What P wants you to know…
What should another young adult/child know about mental health?
“Knowledge is power; doing your own research is helpful and important so that you know what you need. When adults told me I was wrong or when a therapist acted in an unhelpful way, I was able to know what I needed. You shouldn’t feel pushy for speaking up for yourself and advocating for your needs.”
What would you want a parent to know?
“Don’t be afraid to address the topic. Your own fear shouldn’t stop you from getting help for yourself and for your child. It is okay to struggle as you deal with this potentially terrifying time for your child and it is okay to need help for yourself too.”
What would you want a school counselor/social worker to know?
“Do your homework! You need to be educated so that you can be as helpful as possible to the students with whom you work. You should never need a student to fully explain a topic—like gender identity—to you; you should focus on their experiences and needs and emotions, not on the facts of the topic itself.”
What would you want a doctor/therapist/clinician to know?

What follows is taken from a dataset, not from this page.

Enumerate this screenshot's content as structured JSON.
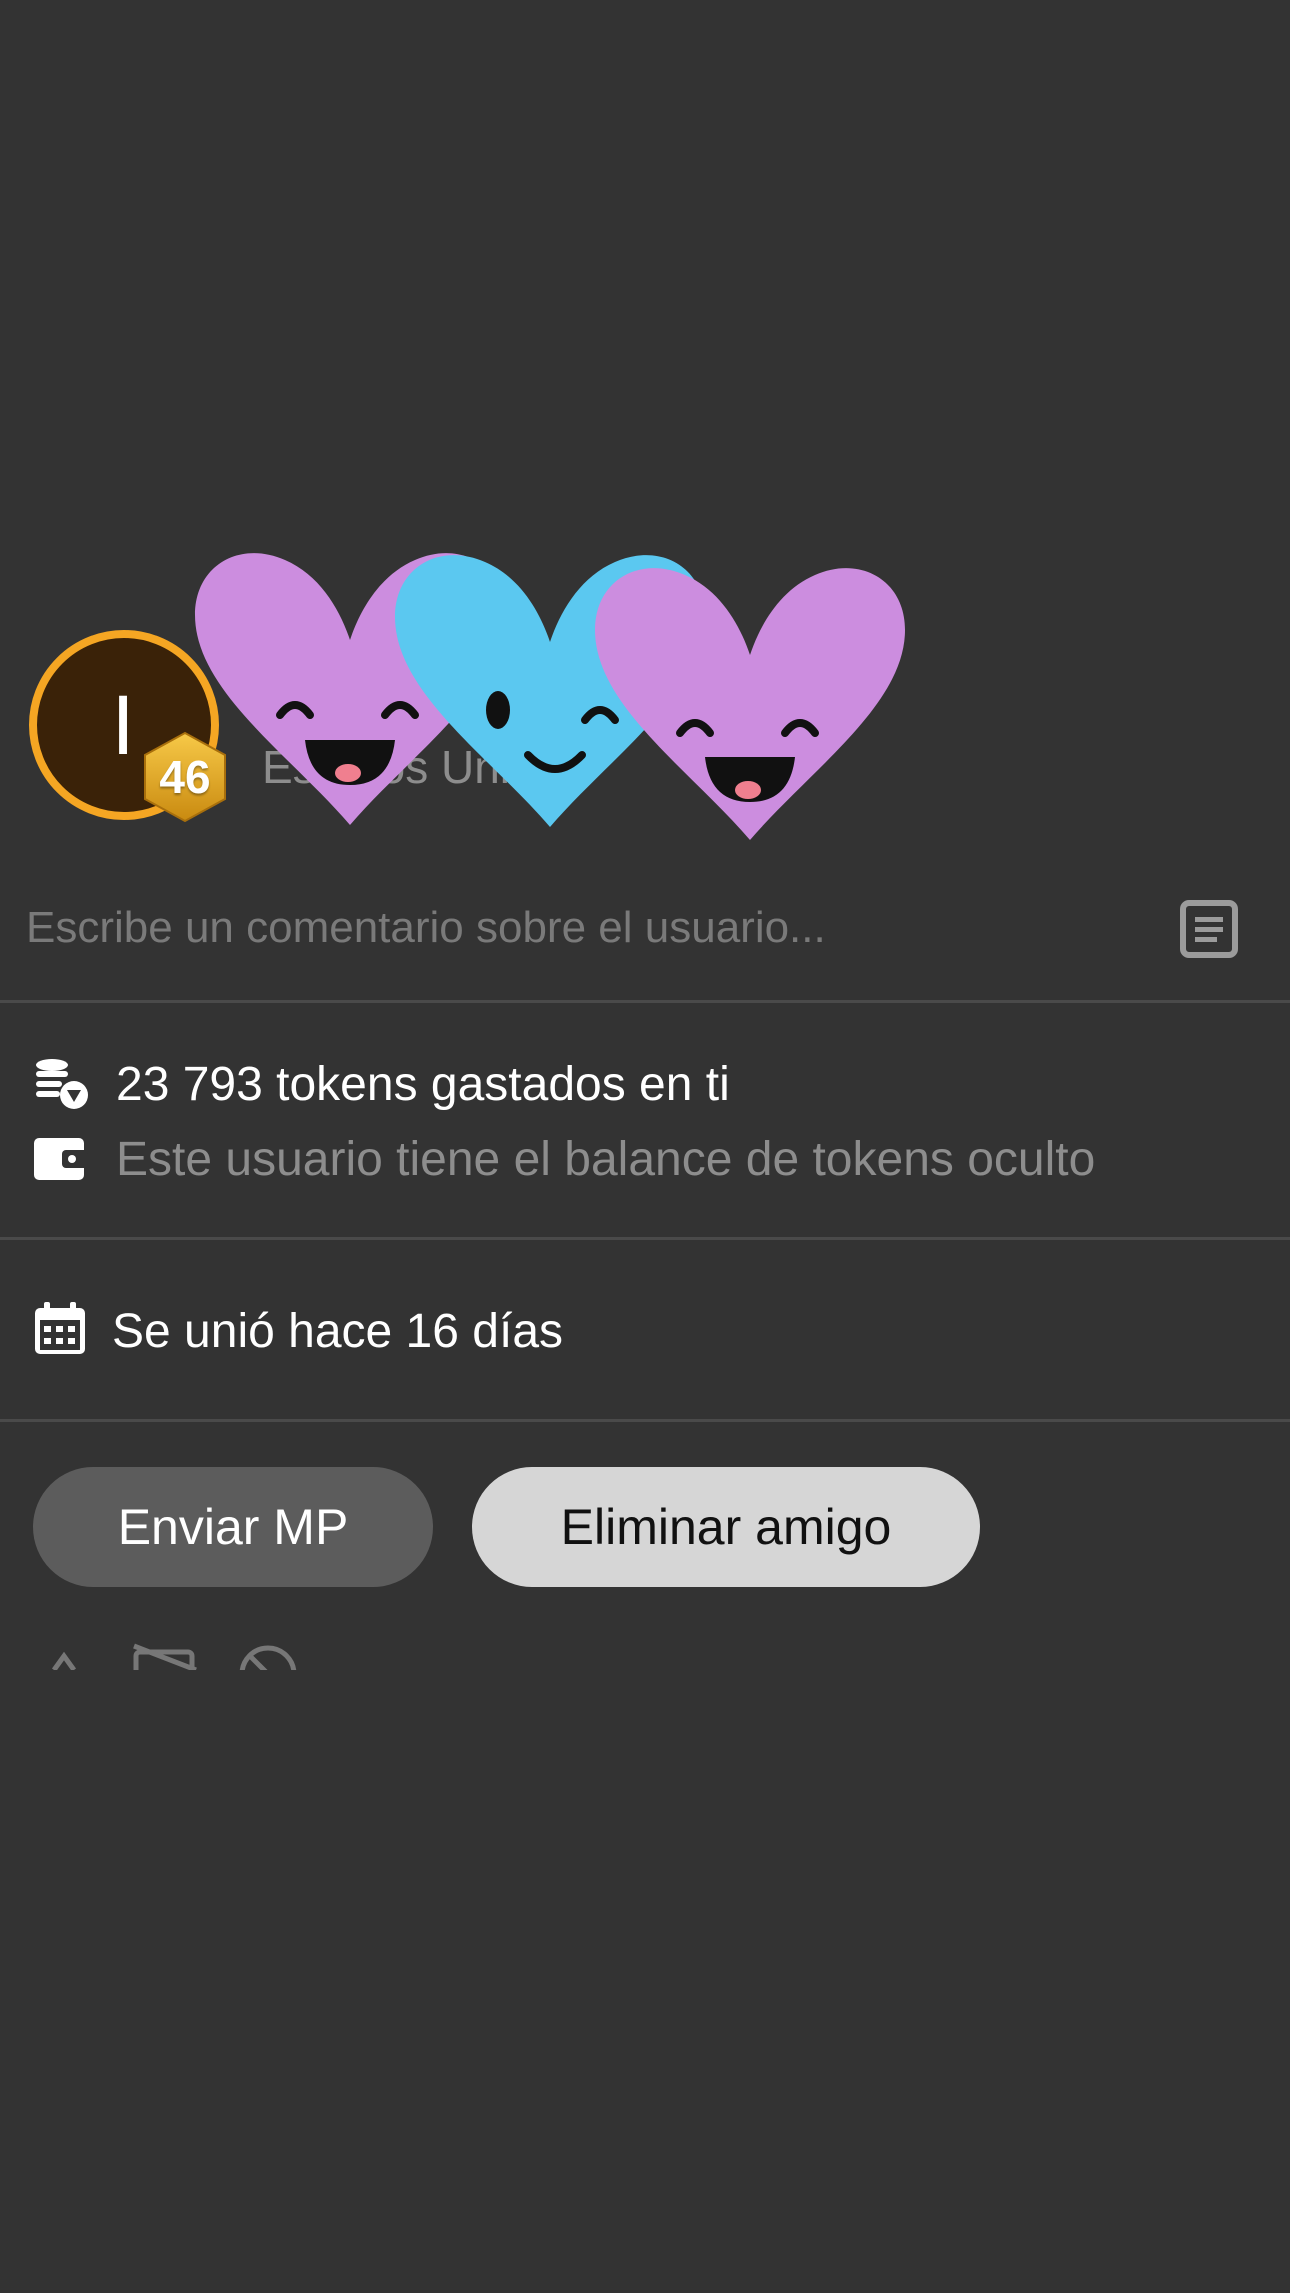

“Explain to your clients what you’re advising and why and clarify the reasons why you’re choosing a certain path. Understand that your patients may already feel out of control of their lives and ways of thinking, so the unknown may be scary and triggering.”
What would you want a policy maker/advocate to know?
“Policies should include safety nets that keep the humanity of the individual intact while they are being asked to follow policies. While it makes sense that I wasn’t allowed to leave the school once I admitted to self-harming, I was treated in a way which followed policy but was not helpful at all personally and emotionally.”
Story #2 of this blog series will be posted in a few short weeks! To keep you occupied until then, check out the free educational depression resources we offer on our website.